It is not a date. Nor are they my lucky numbers. They were the digits with which a boorish officer, with a constitution gained from many hours in the gym, called me with a voice of thunder at the door of a walled cell in Villa Marista, home of the Cuban political police.
How could I forget those 13 days behind bars, from March 8-21, 1991, accused of “enemy propaganda.”
The fateful figures came to my mind when in the Island’s illegal lottery, known as ‘la bolita‘, the three winning numbers were drawn in this order: 26, 6 and 76.
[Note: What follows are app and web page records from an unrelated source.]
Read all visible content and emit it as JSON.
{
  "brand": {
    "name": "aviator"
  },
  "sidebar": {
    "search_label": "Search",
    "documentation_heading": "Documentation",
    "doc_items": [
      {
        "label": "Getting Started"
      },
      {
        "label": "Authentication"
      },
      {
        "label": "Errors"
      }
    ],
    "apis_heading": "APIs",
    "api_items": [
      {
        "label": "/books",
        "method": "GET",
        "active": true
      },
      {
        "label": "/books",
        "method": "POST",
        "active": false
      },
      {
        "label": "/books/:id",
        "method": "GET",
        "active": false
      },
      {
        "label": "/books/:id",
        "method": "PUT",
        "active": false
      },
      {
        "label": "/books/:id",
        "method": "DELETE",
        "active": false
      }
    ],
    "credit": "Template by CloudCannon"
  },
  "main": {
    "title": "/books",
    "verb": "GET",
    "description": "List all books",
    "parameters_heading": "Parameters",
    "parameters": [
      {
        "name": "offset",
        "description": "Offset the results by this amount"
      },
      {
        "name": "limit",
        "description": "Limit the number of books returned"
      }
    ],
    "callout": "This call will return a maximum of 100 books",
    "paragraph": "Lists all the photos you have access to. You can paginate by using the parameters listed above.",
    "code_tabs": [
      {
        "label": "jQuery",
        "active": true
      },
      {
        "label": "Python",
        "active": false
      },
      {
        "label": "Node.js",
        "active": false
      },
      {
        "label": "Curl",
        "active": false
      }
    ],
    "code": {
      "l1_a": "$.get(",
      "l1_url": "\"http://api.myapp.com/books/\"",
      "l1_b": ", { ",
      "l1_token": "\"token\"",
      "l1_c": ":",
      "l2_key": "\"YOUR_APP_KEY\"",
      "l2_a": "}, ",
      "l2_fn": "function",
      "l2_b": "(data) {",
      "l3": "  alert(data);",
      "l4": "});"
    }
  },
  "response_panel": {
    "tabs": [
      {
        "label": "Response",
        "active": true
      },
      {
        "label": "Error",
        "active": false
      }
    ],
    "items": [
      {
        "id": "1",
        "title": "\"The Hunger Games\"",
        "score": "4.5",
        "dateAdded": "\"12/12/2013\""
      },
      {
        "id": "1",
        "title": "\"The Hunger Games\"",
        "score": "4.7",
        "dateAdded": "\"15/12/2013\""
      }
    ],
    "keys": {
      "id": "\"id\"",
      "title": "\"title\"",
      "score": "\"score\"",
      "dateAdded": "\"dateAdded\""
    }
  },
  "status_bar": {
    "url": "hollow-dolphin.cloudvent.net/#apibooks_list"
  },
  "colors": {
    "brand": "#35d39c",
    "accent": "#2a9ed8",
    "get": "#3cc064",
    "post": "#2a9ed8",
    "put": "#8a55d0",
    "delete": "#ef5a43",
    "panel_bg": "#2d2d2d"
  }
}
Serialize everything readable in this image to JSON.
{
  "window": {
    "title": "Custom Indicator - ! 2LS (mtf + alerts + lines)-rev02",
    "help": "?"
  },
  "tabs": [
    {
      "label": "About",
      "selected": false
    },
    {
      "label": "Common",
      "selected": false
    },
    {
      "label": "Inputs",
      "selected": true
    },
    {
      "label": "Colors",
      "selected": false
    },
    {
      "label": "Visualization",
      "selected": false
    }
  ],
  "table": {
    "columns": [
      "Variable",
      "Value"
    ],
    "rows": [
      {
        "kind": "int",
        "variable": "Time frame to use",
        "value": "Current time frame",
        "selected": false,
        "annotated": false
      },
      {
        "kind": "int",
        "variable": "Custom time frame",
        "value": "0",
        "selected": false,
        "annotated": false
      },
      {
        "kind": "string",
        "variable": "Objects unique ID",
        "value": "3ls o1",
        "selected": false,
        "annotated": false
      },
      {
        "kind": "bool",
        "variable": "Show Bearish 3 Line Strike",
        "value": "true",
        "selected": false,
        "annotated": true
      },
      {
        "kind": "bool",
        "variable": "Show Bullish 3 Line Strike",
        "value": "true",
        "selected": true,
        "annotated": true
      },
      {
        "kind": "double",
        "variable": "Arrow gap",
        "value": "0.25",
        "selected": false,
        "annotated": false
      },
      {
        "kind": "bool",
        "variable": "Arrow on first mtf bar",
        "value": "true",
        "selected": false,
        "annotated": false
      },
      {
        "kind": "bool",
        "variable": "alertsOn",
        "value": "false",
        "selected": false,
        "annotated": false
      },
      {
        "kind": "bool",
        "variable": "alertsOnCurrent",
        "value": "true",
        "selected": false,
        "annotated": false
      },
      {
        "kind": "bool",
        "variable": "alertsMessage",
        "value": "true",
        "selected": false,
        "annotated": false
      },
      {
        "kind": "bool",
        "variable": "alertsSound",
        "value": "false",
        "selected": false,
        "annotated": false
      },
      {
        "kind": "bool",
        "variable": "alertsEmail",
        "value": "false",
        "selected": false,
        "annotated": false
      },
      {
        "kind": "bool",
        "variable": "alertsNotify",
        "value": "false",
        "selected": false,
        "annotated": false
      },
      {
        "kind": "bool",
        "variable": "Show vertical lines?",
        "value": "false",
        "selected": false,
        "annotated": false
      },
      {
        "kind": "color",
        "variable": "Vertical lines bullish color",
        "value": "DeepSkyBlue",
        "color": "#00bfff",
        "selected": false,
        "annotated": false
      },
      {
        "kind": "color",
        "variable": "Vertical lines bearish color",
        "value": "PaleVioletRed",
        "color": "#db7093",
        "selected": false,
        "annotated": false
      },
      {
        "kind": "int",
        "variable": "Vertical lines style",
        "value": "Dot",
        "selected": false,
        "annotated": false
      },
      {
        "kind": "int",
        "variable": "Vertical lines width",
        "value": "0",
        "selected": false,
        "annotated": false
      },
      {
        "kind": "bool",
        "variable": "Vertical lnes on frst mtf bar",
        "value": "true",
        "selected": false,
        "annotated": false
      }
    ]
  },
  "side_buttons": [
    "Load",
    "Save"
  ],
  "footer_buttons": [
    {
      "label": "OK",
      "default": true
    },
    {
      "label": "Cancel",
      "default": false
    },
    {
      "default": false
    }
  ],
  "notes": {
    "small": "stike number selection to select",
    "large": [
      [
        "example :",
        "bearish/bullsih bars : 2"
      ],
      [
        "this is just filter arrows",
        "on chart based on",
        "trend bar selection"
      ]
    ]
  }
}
I asked old Arsenio, the ‘bolitero‘ in the neighborhood where I live, if someone won with 26, the fixed number, or 6 and 76, the two runners. “Nananina, there was nothing for anyone,” said Arsenio with his Creole way of expression.
I don’t play ‘la bolita‘, but I told him the meaning that those numbers had for me. Very serious, Arsenio told me, “From now, I will put money on these numbers for at least six months, they will come again.”
I smiled and told him I was not to blame if he lost his money, and the numbers don’t repeat. “I am going to be a story for you, when I tell it, take this Iván, this gift of a thousand pesos,” he replied, smiling.
A Cuban slogan once asserted that the lottery was the hope of the poor. That was before Castro, among many things, hacking away at it also eliminated that hope.
A few blocks from the home of my daughter, there is a street of identical houses. They were built more than 50 years ago by the owner of the Candado soap factory, who apparently had shares in the national lottery, legal before 1959. The people who hit the jackpot, won a home.
Now, if you take the top prize in ‘la bolita‘, the money is not enough to buy yourself a house. Nor repair one if it is in poor condition. But the loot allows you to have a good quality beer in hard currency and, perhaps, to get a few pounds of beef.
Either way, I will not follow the advice of Arsenio, to put money for a while on 26-06-76. Even if I won, that money would not bring me fond memories. If the chilling digits come out, I prefer the old bolitero get the money.
Photo: Francis Miller, Life. Lottery ticket seller on Obispo Street, Havana, in 1958.